Moving on to college

Things really clicked for Basinger when she went back to school to pursue a Master of Arts in Education/Curriculum and Instruction (MAEd) with UOPX. “I really liked learning online. I was motivated, and it was fun to do things on my own schedule,” she says. She graduated with her MAEd in 2006 with a singular goal: Someday she was going to teach online.

Someday happened fast.

Basinger began as adjunct faculty in the College of General Studies for the University in 2008 and became full-time faculty in 2013. Today, as one of the instructors for GEN201, Foundations for University Success, she stands at the figurative front door to college for many students — nearly 60% of whom come from homes where neither parent went to college. She embraces her role of helping them acclimate.

Basinger also teaches HUM115, Critical Thinking and Everyday Life. “That class is really fun, probably my favorite because we discuss a ton of current events.” COVID, vaccines, administrations — you name it, it’s been discussed. “When we’re talking about critical thinking, barriers and avoidance, interesting topics come into play.”

Her heart really gets going when her students let her know they’re using their learning in the real world.

“They might make use of a time management chart in GEN 201 and tell me how much easier it has been to balance work, school and home,” she says. “In HUM115, we talk about barriers, fallacies, rhetoric, etc.

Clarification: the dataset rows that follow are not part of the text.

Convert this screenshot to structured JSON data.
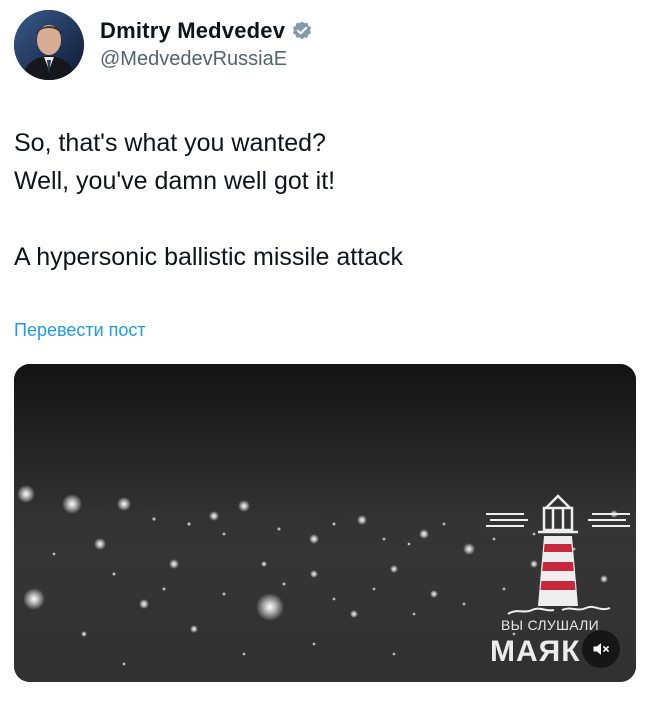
{
  "author": {
    "display_name": "Dmitry Medvedev",
    "handle": "@MedvedevRussiaE",
    "verified_color": "#829aab"
  },
  "tweet": {
    "lines": [
      "So, that's what you wanted?",
      "Well, you've damn well got it!",
      "",
      "A hypersonic ballistic missile attack"
    ],
    "translate_label": "Перевести пост"
  },
  "media": {
    "watermark_caption": "ВЫ СЛУШАЛИ",
    "watermark_brand": "МАЯК",
    "mute_icon": "speaker-muted-icon"
  },
  "colors": {
    "link": "#1d9bf0",
    "secondary_text": "#536471",
    "lighthouse_red": "#c8283c"
  }
}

I have had students write to me about how something we learned — like recognizing fallacies in an argument — has helped them to react more positively in discussions or make better decisions.”

Always trying new things

There’s the side of Basinger that students get to see. Then, there’s the side her colleagues get to see.

“Kristin is an absolute, 100% dedicated, passionate educator,” Pavleck says, rattling off a litany of accolades.

Basinger currently serves on the University of Phoenix Academic Council, which creates, maintains, reviews and approves academic policies and procedures. These include admissions, programs, curriculum, and faculty- and curriculum-related policies.

She also volunteered to pilot a tool within the online educational platform Blackboard®, which enables faculty and students to meet live.

“She was part of testing it in our entry-level courses to see if it had a positive impact on students,” Pavleck says. “We have lots of data to show that it did have a positive impact, and now we’ve rolled it out to all full-time faculty in the College of General Studies.”

Basinger is also working to help revise the University’s Psych 110 course, a commitment that helps her use her UOPX Curriculum and Instruction background. “Our faculty are actually writing the curriculum,” Pavleck says, noting that they’re working with zyBooks, an online provider of science, technology, engineering and math (STEM) learning.

So much has changed since Basinger helped little kids find their way around a preschool classroom. Now, she’s helping adult learners find their place in college.

“I started with the youngest and went to where I am now. It’s the greatest job ever.”